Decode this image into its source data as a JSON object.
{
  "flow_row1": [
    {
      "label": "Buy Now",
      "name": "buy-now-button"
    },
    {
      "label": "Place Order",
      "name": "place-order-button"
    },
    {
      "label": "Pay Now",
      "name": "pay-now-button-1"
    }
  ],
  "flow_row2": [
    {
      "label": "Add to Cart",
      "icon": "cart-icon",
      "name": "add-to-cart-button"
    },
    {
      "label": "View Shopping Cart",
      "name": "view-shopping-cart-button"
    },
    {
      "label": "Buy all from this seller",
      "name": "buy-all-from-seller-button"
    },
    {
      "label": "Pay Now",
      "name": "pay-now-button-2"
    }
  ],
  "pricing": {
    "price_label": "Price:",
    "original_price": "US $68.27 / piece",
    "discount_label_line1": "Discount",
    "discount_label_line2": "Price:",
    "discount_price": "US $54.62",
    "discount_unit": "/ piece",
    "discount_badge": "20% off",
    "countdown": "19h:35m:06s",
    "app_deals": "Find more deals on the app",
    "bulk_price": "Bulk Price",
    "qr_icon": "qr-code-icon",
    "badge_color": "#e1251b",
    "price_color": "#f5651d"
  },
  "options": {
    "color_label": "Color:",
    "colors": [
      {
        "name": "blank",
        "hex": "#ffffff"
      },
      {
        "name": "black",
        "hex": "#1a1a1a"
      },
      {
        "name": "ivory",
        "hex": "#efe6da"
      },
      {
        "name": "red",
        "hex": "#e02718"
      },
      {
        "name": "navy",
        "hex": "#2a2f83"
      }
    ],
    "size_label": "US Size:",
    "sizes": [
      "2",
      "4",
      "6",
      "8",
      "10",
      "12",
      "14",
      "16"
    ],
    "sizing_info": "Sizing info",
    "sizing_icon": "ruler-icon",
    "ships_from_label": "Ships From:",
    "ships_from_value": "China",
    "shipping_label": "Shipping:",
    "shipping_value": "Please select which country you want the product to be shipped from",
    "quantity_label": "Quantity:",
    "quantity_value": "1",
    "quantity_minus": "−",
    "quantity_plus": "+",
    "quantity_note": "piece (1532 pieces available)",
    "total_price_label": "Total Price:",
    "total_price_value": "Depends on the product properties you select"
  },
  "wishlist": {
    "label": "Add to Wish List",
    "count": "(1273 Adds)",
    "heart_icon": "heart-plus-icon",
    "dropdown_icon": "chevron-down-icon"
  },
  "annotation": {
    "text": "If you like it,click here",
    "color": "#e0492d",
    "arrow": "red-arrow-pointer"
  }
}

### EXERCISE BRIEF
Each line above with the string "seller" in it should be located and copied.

### RESPONSE TO THIS TASK
      "label": "Buy all from this seller",
      "name": "buy-all-from-seller-button"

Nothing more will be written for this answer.